This year, both the high-dose and standard-dose vaccines are quadrivalent, meaning they offer broader protection against four different flu viruses. Two of the viruses are influenza A viruses and two are influenza B viruses.

Below we outline the main differences between the standard and high dose influenza vaccines. 

Standard Quadrivalent Flu Shot vs Fluzone High-Dose

 

Standard Dose

High Dose

Protection
  • 2 influenza A viruses and  2 influenza B viruses
  • 2 influenza A viruses and 2 influenza B viruses
  • Contains four times the amount of antigen to create a stronger immune response
Age Range
  • 6 months and above
  • Age 65 and above
Side Effects
  • Soreness, redness, or swelling at site of injection
  • Fever (low grade)
  • Aches
  • Soreness, redness, or swelling at site of injection
  • Fever (low grade)
  • Aches
  • Headache

Is the high-dose flu vaccine more effective?

Among persons 65 years of age or older, high-dose vaccines have been shown to induce significantly higher antibody responses, thus providing better protection against flu illness. The amount of protection provided by a flu vaccine varies by flu virus type and vaccine, but generally, the high-dose flu shots are more effective than standard-dose vaccines for older adults. The effectiveness of the flu vaccines also varies each season.

Can the flu vaccine make you sick?

While the flu vaccine can give some people mild side effects, it cannot give you the flu. Any side effects are caused by your body’s immune response to the vaccination. 

The vaccines are made with inactivated (killed) viruses and can not get you sick. The most common side effect after vaccination is soreness, redness, tenderness, or swelling where the shot was given. Although uncommon, it is possible to have a low-grade fever, headache, and muscleaches 1-2 days after getting vaccinated. 

Bottom Line

There are many flu vaccines to choose from, but the most important thing is for all people six months and older to get a flu vaccine this year. As the COVID-19 Delta variant continues to spread worldwide, we need to avoid spreading the flu as well.

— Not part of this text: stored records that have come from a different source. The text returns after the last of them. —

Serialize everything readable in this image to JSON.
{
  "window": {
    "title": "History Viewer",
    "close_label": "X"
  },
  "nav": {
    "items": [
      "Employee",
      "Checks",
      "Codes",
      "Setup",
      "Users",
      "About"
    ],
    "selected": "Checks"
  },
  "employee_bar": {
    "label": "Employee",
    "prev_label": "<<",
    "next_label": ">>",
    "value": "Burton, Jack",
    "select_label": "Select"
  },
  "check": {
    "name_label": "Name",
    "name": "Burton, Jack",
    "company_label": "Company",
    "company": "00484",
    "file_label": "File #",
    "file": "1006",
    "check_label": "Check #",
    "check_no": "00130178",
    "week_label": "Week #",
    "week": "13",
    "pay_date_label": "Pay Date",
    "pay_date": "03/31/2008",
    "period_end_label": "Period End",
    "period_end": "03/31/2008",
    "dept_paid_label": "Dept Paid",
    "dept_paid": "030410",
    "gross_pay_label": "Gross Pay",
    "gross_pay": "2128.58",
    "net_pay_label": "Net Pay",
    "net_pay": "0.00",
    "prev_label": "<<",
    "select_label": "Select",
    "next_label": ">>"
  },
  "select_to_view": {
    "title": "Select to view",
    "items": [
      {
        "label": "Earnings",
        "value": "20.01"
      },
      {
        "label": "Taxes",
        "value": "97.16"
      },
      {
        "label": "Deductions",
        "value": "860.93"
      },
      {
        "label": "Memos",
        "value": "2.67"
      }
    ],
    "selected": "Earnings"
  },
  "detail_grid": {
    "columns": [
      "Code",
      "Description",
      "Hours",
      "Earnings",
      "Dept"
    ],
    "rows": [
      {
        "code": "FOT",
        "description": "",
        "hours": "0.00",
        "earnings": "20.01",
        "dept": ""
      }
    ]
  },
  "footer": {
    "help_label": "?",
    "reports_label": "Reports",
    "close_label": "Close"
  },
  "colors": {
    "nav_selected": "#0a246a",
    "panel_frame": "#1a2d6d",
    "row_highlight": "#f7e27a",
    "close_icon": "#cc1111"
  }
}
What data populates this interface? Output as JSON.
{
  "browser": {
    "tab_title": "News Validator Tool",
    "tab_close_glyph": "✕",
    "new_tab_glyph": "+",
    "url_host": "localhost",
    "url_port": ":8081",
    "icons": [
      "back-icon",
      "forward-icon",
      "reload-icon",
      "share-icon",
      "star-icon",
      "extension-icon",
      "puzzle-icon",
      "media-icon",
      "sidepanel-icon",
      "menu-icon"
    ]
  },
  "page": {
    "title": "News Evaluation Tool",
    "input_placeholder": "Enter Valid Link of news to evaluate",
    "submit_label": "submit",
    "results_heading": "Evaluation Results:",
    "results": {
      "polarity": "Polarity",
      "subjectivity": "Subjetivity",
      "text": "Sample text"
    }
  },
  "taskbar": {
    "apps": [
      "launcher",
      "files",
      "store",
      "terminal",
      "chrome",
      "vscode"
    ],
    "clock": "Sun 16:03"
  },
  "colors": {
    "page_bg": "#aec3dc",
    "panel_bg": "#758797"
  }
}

As flu season approaches, it is a good time to check in with your doctor or to get routine lab work done to ensure optimal health. A membership with Mira can help you access affordable health services if you are currently without health insurance.